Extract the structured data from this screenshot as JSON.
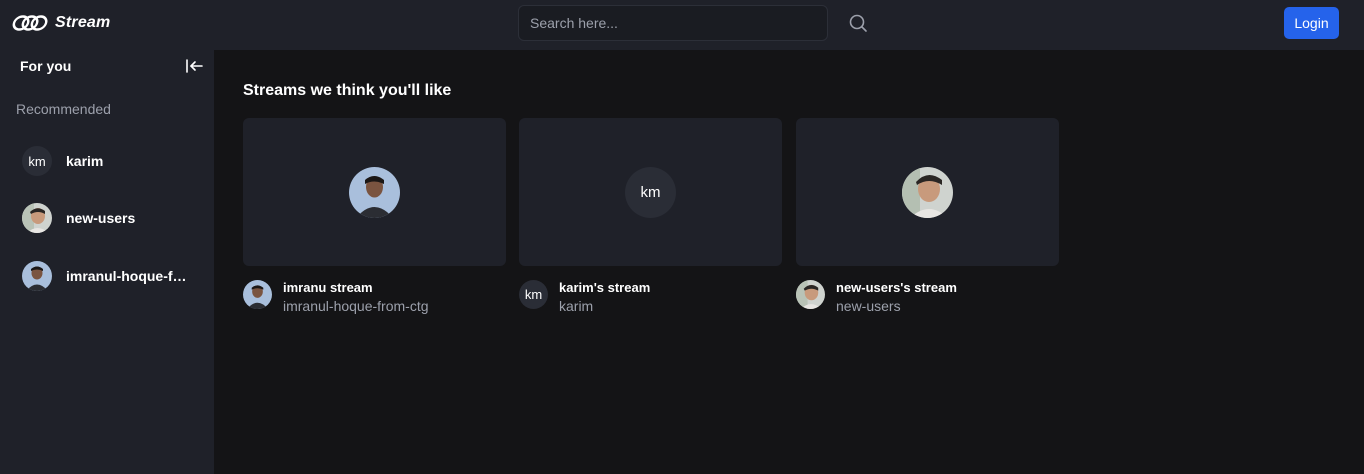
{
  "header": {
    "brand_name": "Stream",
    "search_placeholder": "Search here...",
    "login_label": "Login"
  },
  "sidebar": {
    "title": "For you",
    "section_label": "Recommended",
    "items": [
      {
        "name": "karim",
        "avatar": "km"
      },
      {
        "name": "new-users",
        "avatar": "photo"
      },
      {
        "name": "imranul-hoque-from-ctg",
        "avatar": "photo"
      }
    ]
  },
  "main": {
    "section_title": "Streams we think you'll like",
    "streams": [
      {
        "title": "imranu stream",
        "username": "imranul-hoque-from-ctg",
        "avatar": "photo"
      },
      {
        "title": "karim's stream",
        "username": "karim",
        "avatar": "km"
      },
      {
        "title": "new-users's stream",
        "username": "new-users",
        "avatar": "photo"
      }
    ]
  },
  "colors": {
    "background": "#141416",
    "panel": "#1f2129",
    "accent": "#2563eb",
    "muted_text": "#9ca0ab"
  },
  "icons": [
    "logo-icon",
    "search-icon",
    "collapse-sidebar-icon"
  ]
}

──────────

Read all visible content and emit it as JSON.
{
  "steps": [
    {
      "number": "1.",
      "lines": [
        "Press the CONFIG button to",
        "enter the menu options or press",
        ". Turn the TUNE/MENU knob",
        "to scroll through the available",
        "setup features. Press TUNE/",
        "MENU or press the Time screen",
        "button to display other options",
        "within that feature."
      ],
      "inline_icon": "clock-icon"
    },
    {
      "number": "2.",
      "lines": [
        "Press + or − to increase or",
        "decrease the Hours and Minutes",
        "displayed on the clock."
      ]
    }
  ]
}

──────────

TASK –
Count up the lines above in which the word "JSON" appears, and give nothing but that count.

RESPONSE AREA –
2